WHAT IS REQUIRED
Only lines containing the word "四川省发展和改革委员会" belong in the answer; copy each one from the records.

DATA TO PROCESS

=-=-=-=-=

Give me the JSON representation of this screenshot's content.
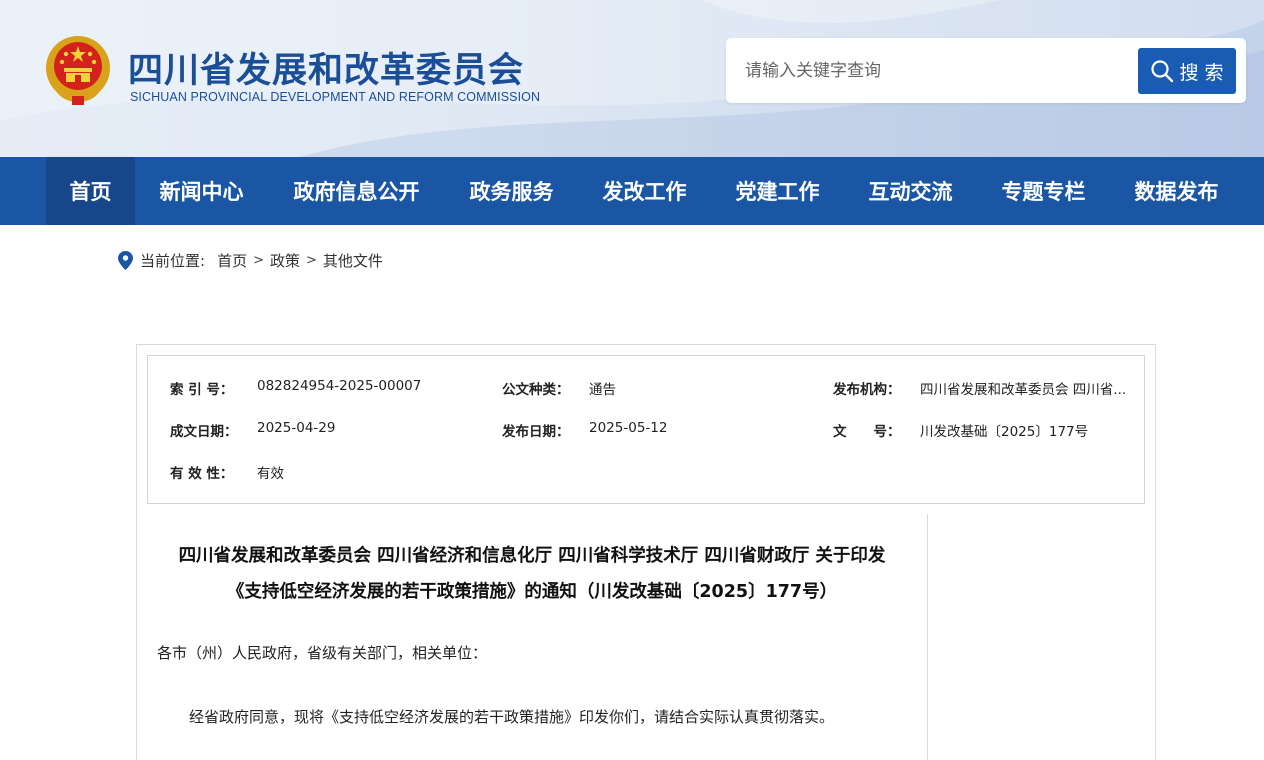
{
  "header": {
    "title": "四川省发展和改革委员会",
    "subtitle": "SICHUAN PROVINCIAL DEVELOPMENT AND REFORM COMMISSION",
    "search_placeholder": "请输入关键字查询",
    "search_button": "搜 索",
    "emblem_icon": "national-emblem-icon"
  },
  "nav": {
    "items": [
      {
        "label": "首页",
        "active": true
      },
      {
        "label": "新闻中心"
      },
      {
        "label": "政府信息公开"
      },
      {
        "label": "政务服务"
      },
      {
        "label": "发改工作"
      },
      {
        "label": "党建工作"
      },
      {
        "label": "互动交流"
      },
      {
        "label": "专题专栏"
      },
      {
        "label": "数据发布"
      }
    ]
  },
  "breadcrumb": {
    "prefix": "当前位置:",
    "items": [
      "首页",
      "政策",
      "其他文件"
    ],
    "separator": ">"
  },
  "meta": {
    "index_label": "索 引 号：",
    "index_value": "082824954-2025-00007",
    "type_label": "公文种类：",
    "type_value": "通告",
    "org_label": "发布机构：",
    "org_value": "四川省发展和改革委员会 四川省...",
    "created_label": "成文日期：",
    "created_value": "2025-04-29",
    "published_label": "发布日期：",
    "published_value": "2025-05-12",
    "docno_label": "文　　号：",
    "docno_value": "川发改基础〔2025〕177号",
    "validity_label": "有 效 性：",
    "validity_value": "有效"
  },
  "document": {
    "title_line1": "四川省发展和改革委员会 四川省经济和信息化厅 四川省科学技术厅 四川省财政厅 关于印发",
    "title_line2": "《支持低空经济发展的若干政策措施》的通知（川发改基础〔2025〕177号）",
    "salutation": "各市（州）人民政府，省级有关部门，相关单位：",
    "paragraph1": "经省政府同意，现将《支持低空经济发展的若干政策措施》印发你们，请结合实际认真贯彻落实。"
  },
  "colors": {
    "brand_blue": "#1a4e96",
    "nav_blue": "#1b56a4",
    "nav_active": "#17478a",
    "search_button": "#1a5bb4"
  }
}
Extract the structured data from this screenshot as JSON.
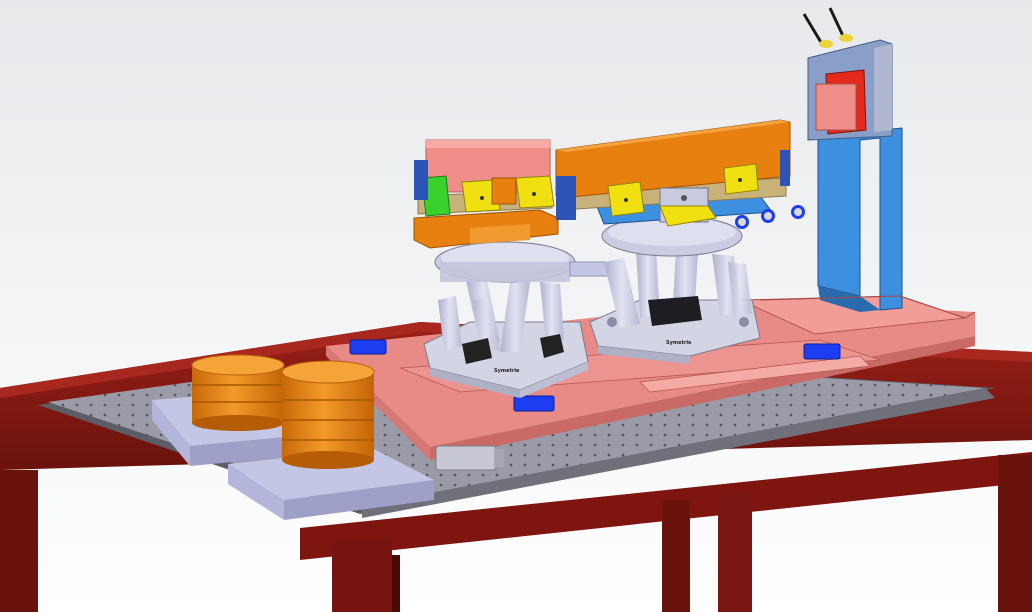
{
  "scene": {
    "brand_mark_left": "Symetrie",
    "brand_mark_right": "Symetrie"
  },
  "colors": {
    "background_top": "#e9ebee",
    "background_bottom": "#ffffff",
    "table_frame": "#8b1a12",
    "table_frame_dark": "#5e0f0a",
    "breadboard": "#9a9ba6",
    "breadboard_edge": "#6f707a",
    "base_plate": "#e88a86",
    "hexapod_strut": "#c9cbe3",
    "hexapod_base": "#d4d5e4",
    "orange_part": "#e88010",
    "pink_part": "#ef8e88",
    "yellow_bracket": "#f0e012",
    "green_bracket": "#39d12b",
    "blue_part": "#3d8fe0",
    "tan_plate": "#c9b27a",
    "clamp_blue": "#1c3ef0",
    "riser_lavender": "#c4c6e6"
  },
  "icons": {
    "hexapod_left": "hexapod-icon",
    "hexapod_right": "hexapod-icon",
    "optical_table": "optical-table-icon"
  }
}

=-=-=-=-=

RESPONSE BELOW
    "title": "四川省发展和改革委员会",
    "org_value": "四川省发展和改革委员会 四川省...",
    "title_line1": "四川省发展和改革委员会 四川省经济和信息化厅 四川省科学技术厅 四川省财政厅 关于印发",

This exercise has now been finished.